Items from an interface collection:
************

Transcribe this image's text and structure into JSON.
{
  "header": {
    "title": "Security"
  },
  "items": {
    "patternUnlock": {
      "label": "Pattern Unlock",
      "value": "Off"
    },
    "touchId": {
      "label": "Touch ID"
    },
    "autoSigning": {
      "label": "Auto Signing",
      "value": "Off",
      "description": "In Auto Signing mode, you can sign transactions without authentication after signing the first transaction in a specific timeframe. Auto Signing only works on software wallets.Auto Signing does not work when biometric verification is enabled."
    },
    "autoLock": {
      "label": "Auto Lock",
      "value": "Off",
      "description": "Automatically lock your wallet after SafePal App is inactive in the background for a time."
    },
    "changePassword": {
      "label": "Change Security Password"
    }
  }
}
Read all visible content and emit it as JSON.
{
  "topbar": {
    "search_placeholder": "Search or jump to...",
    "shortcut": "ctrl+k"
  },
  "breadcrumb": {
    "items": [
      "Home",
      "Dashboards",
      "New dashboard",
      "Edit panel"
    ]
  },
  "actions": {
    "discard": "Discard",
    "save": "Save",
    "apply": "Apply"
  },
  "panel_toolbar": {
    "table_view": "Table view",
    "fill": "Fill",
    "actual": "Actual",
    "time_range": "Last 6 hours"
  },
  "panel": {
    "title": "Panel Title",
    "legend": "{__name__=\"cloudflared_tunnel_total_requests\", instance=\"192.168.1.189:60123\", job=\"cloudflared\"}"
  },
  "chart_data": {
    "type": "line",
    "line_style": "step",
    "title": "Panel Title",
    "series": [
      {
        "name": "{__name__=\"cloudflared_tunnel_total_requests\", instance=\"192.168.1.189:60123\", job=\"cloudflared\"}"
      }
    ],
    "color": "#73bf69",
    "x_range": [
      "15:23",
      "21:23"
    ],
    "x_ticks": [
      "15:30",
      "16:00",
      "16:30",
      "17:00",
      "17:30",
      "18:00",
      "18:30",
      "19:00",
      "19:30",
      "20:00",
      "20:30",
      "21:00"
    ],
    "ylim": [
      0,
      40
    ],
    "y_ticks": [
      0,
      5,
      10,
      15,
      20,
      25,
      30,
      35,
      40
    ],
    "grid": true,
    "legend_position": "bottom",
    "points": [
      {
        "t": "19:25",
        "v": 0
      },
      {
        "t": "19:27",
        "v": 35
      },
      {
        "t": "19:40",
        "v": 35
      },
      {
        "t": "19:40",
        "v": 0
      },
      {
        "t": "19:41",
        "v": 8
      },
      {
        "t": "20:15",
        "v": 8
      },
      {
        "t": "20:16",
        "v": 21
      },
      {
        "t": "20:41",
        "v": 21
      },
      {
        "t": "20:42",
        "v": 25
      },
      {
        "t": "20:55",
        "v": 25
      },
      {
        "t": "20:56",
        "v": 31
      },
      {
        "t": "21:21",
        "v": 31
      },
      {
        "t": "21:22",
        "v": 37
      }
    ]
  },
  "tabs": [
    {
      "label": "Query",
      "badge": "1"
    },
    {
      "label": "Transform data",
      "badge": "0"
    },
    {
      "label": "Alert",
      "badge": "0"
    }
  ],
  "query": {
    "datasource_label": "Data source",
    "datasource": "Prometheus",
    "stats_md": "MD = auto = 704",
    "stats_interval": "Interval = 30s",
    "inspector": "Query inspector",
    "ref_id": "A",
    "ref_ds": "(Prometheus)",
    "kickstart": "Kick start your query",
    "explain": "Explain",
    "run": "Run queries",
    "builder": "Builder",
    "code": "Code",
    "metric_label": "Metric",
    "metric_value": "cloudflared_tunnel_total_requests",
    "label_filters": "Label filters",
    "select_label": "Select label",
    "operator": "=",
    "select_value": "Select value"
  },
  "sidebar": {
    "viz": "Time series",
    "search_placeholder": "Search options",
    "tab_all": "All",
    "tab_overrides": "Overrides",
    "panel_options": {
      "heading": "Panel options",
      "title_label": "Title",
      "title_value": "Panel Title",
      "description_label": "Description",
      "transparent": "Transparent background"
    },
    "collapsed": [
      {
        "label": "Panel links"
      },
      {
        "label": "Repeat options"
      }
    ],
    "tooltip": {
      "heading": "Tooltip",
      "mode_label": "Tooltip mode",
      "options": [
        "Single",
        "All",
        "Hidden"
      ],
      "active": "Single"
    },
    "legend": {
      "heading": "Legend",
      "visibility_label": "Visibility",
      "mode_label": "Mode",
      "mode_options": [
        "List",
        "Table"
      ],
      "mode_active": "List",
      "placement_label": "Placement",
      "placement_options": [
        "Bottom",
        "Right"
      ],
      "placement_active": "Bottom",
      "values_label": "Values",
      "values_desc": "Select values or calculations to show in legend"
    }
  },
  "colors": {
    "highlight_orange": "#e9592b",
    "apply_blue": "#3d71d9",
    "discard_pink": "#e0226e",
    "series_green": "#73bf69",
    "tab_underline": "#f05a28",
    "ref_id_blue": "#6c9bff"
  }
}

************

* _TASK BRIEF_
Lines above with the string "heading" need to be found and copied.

* _EXPECTED ANSWER_
      "heading": "Panel options",
      "heading": "Tooltip",
      "heading": "Legend",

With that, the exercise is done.